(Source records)
· · · · · · ·

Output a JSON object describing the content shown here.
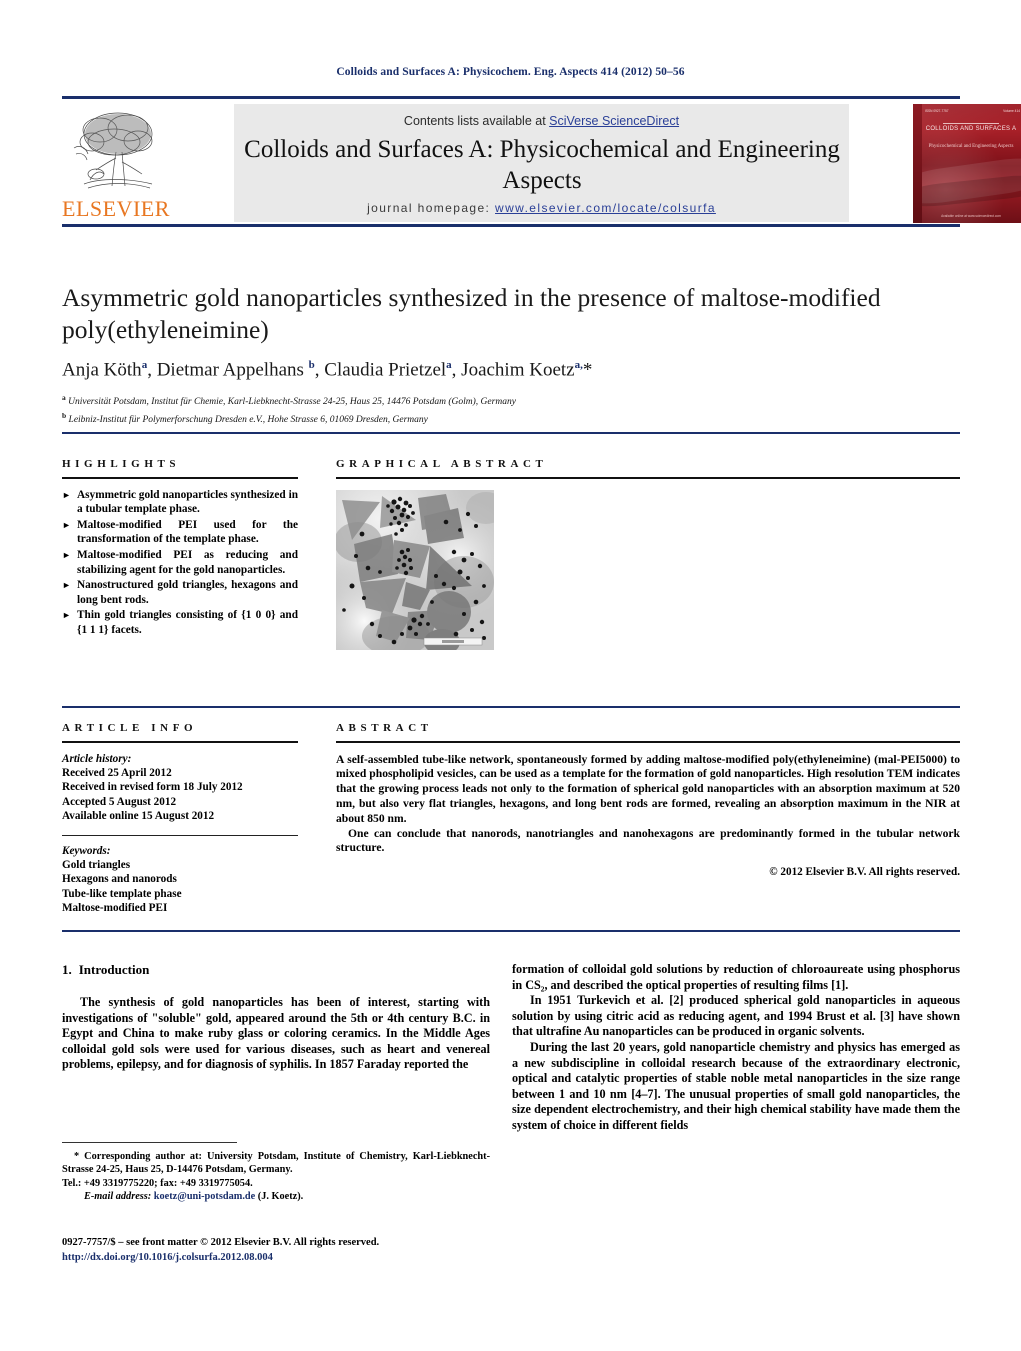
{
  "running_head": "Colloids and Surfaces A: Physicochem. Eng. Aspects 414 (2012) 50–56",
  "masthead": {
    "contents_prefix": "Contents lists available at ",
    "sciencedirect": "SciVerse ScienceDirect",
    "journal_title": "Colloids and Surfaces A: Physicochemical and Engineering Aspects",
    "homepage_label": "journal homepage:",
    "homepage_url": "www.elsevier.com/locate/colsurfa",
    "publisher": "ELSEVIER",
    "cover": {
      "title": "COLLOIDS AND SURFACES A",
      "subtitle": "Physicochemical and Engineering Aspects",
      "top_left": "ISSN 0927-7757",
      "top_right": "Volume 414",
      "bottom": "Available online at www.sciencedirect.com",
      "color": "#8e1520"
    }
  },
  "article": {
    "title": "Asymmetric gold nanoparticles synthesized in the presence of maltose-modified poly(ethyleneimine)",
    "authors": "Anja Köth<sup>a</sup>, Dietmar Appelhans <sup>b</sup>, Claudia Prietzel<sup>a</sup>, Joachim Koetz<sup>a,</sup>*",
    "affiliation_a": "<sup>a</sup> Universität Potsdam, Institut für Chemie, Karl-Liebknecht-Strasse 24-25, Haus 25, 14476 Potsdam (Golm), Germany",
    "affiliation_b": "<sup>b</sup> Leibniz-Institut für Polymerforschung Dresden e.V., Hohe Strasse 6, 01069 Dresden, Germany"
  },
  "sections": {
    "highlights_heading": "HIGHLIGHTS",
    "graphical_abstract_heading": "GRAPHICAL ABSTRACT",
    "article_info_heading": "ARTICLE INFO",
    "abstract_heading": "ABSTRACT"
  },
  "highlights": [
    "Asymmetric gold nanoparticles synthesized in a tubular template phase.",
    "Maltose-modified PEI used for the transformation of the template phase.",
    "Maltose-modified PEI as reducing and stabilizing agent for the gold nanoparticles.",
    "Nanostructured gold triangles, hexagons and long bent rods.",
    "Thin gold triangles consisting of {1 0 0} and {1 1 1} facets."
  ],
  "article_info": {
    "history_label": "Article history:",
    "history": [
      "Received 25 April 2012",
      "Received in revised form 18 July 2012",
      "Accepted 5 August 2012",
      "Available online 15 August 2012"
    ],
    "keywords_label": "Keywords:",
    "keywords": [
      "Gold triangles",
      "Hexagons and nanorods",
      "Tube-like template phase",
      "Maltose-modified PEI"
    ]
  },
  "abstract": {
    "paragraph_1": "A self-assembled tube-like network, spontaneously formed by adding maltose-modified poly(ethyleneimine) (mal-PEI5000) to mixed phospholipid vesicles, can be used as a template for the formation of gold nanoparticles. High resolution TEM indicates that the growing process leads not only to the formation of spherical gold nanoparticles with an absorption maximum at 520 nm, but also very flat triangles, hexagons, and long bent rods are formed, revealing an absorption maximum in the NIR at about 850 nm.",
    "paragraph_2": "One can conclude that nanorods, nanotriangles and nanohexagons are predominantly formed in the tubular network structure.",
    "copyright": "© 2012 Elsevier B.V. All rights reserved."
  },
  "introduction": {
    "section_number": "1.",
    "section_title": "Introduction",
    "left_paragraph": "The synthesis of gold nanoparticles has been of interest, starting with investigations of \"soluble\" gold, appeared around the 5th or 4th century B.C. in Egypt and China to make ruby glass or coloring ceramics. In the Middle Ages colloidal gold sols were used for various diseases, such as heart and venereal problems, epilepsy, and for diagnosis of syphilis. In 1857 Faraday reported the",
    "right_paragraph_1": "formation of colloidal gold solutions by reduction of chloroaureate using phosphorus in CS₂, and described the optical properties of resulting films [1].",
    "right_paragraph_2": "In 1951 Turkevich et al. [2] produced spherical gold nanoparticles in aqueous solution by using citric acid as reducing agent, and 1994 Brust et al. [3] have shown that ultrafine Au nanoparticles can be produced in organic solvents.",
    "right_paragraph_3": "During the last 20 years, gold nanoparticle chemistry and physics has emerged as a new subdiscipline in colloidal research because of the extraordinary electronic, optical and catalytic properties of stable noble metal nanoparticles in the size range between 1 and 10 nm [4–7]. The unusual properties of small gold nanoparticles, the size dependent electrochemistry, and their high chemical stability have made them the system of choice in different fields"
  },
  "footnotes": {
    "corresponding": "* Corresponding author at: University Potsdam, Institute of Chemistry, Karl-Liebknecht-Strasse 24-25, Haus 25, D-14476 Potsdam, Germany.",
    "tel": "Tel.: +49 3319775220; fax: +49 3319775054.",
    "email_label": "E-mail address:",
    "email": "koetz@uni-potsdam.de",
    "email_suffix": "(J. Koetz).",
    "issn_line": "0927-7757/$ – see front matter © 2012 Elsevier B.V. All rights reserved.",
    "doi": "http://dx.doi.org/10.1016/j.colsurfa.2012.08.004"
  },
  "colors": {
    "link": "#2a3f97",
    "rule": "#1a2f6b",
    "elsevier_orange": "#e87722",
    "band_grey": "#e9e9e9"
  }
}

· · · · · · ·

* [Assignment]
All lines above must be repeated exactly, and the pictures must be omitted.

* [Expected answer]
Output a JSON object describing the content shown here.
{
  "running_head": "Colloids and Surfaces A: Physicochem. Eng. Aspects 414 (2012) 50–56",
  "masthead": {
    "contents_prefix": "Contents lists available at ",
    "sciencedirect": "SciVerse ScienceDirect",
    "journal_title": "Colloids and Surfaces A: Physicochemical and Engineering Aspects",
    "homepage_label": "journal homepage:",
    "homepage_url": "www.elsevier.com/locate/colsurfa",
    "publisher": "ELSEVIER",
    "cover": {
      "title": "COLLOIDS AND SURFACES A",
      "subtitle": "Physicochemical and Engineering Aspects",
      "top_left": "ISSN 0927-7757",
      "top_right": "Volume 414",
      "bottom": "Available online at www.sciencedirect.com",
      "color": "#8e1520"
    }
  },
  "article": {
    "title": "Asymmetric gold nanoparticles synthesized in the presence of maltose-modified poly(ethyleneimine)",
    "authors": "Anja Köth<sup>a</sup>, Dietmar Appelhans <sup>b</sup>, Claudia Prietzel<sup>a</sup>, Joachim Koetz<sup>a,</sup>*",
    "affiliation_a": "<sup>a</sup> Universität Potsdam, Institut für Chemie, Karl-Liebknecht-Strasse 24-25, Haus 25, 14476 Potsdam (Golm), Germany",
    "affiliation_b": "<sup>b</sup> Leibniz-Institut für Polymerforschung Dresden e.V., Hohe Strasse 6, 01069 Dresden, Germany"
  },
  "sections": {
    "highlights_heading": "HIGHLIGHTS",
    "graphical_abstract_heading": "GRAPHICAL ABSTRACT",
    "article_info_heading": "ARTICLE INFO",
    "abstract_heading": "ABSTRACT"
  },
  "highlights": [
    "Asymmetric gold nanoparticles synthesized in a tubular template phase.",
    "Maltose-modified PEI used for the transformation of the template phase.",
    "Maltose-modified PEI as reducing and stabilizing agent for the gold nanoparticles.",
    "Nanostructured gold triangles, hexagons and long bent rods.",
    "Thin gold triangles consisting of {1 0 0} and {1 1 1} facets."
  ],
  "article_info": {
    "history_label": "Article history:",
    "history": [
      "Received 25 April 2012",
      "Received in revised form 18 July 2012",
      "Accepted 5 August 2012",
      "Available online 15 August 2012"
    ],
    "keywords_label": "Keywords:",
    "keywords": [
      "Gold triangles",
      "Hexagons and nanorods",
      "Tube-like template phase",
      "Maltose-modified PEI"
    ]
  },
  "abstract": {
    "paragraph_1": "A self-assembled tube-like network, spontaneously formed by adding maltose-modified poly(ethyleneimine) (mal-PEI5000) to mixed phospholipid vesicles, can be used as a template for the formation of gold nanoparticles. High resolution TEM indicates that the growing process leads not only to the formation of spherical gold nanoparticles with an absorption maximum at 520 nm, but also very flat triangles, hexagons, and long bent rods are formed, revealing an absorption maximum in the NIR at about 850 nm.",
    "paragraph_2": "One can conclude that nanorods, nanotriangles and nanohexagons are predominantly formed in the tubular network structure.",
    "copyright": "© 2012 Elsevier B.V. All rights reserved."
  },
  "introduction": {
    "section_number": "1.",
    "section_title": "Introduction",
    "left_paragraph": "The synthesis of gold nanoparticles has been of interest, starting with investigations of \"soluble\" gold, appeared around the 5th or 4th century B.C. in Egypt and China to make ruby glass or coloring ceramics. In the Middle Ages colloidal gold sols were used for various diseases, such as heart and venereal problems, epilepsy, and for diagnosis of syphilis. In 1857 Faraday reported the",
    "right_paragraph_1": "formation of colloidal gold solutions by reduction of chloroaureate using phosphorus in CS₂, and described the optical properties of resulting films [1].",
    "right_paragraph_2": "In 1951 Turkevich et al. [2] produced spherical gold nanoparticles in aqueous solution by using citric acid as reducing agent, and 1994 Brust et al. [3] have shown that ultrafine Au nanoparticles can be produced in organic solvents.",
    "right_paragraph_3": "During the last 20 years, gold nanoparticle chemistry and physics has emerged as a new subdiscipline in colloidal research because of the extraordinary electronic, optical and catalytic properties of stable noble metal nanoparticles in the size range between 1 and 10 nm [4–7]. The unusual properties of small gold nanoparticles, the size dependent electrochemistry, and their high chemical stability have made them the system of choice in different fields"
  },
  "footnotes": {
    "corresponding": "* Corresponding author at: University Potsdam, Institute of Chemistry, Karl-Liebknecht-Strasse 24-25, Haus 25, D-14476 Potsdam, Germany.",
    "tel": "Tel.: +49 3319775220; fax: +49 3319775054.",
    "email_label": "E-mail address:",
    "email": "koetz@uni-potsdam.de",
    "email_suffix": "(J. Koetz).",
    "issn_line": "0927-7757/$ – see front matter © 2012 Elsevier B.V. All rights reserved.",
    "doi": "http://dx.doi.org/10.1016/j.colsurfa.2012.08.004"
  },
  "colors": {
    "link": "#2a3f97",
    "rule": "#1a2f6b",
    "elsevier_orange": "#e87722",
    "band_grey": "#e9e9e9"
  }
}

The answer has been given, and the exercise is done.